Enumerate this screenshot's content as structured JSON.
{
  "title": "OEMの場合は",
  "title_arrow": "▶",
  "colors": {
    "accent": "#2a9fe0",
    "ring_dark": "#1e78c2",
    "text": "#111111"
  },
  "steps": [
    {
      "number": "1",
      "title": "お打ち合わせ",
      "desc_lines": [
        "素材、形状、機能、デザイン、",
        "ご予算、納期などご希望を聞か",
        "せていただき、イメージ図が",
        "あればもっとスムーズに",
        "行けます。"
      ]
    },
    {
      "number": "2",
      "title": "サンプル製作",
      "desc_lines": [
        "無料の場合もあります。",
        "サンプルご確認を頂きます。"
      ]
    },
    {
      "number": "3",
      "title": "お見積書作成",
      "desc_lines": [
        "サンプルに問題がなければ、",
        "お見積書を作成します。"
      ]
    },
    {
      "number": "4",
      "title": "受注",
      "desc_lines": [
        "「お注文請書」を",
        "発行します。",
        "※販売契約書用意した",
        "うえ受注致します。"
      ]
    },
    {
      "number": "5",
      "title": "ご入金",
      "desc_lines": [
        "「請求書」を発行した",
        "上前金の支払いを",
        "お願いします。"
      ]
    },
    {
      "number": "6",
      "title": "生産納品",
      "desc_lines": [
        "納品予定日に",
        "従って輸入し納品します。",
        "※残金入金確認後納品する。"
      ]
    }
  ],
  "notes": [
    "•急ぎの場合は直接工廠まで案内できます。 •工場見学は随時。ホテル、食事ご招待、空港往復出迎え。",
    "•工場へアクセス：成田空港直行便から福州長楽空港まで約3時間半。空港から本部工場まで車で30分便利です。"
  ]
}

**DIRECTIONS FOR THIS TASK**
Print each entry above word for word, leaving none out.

**TASK RESULT**
Enumerate this screenshot's content as structured JSON.
{
  "title": "OEMの場合は",
  "title_arrow": "▶",
  "colors": {
    "accent": "#2a9fe0",
    "ring_dark": "#1e78c2",
    "text": "#111111"
  },
  "steps": [
    {
      "number": "1",
      "title": "お打ち合わせ",
      "desc_lines": [
        "素材、形状、機能、デザイン、",
        "ご予算、納期などご希望を聞か",
        "せていただき、イメージ図が",
        "あればもっとスムーズに",
        "行けます。"
      ]
    },
    {
      "number": "2",
      "title": "サンプル製作",
      "desc_lines": [
        "無料の場合もあります。",
        "サンプルご確認を頂きます。"
      ]
    },
    {
      "number": "3",
      "title": "お見積書作成",
      "desc_lines": [
        "サンプルに問題がなければ、",
        "お見積書を作成します。"
      ]
    },
    {
      "number": "4",
      "title": "受注",
      "desc_lines": [
        "「お注文請書」を",
        "発行します。",
        "※販売契約書用意した",
        "うえ受注致します。"
      ]
    },
    {
      "number": "5",
      "title": "ご入金",
      "desc_lines": [
        "「請求書」を発行した",
        "上前金の支払いを",
        "お願いします。"
      ]
    },
    {
      "number": "6",
      "title": "生産納品",
      "desc_lines": [
        "納品予定日に",
        "従って輸入し納品します。",
        "※残金入金確認後納品する。"
      ]
    }
  ],
  "notes": [
    "•急ぎの場合は直接工廠まで案内できます。 •工場見学は随時。ホテル、食事ご招待、空港往復出迎え。",
    "•工場へアクセス：成田空港直行便から福州長楽空港まで約3時間半。空港から本部工場まで車で30分便利です。"
  ]
}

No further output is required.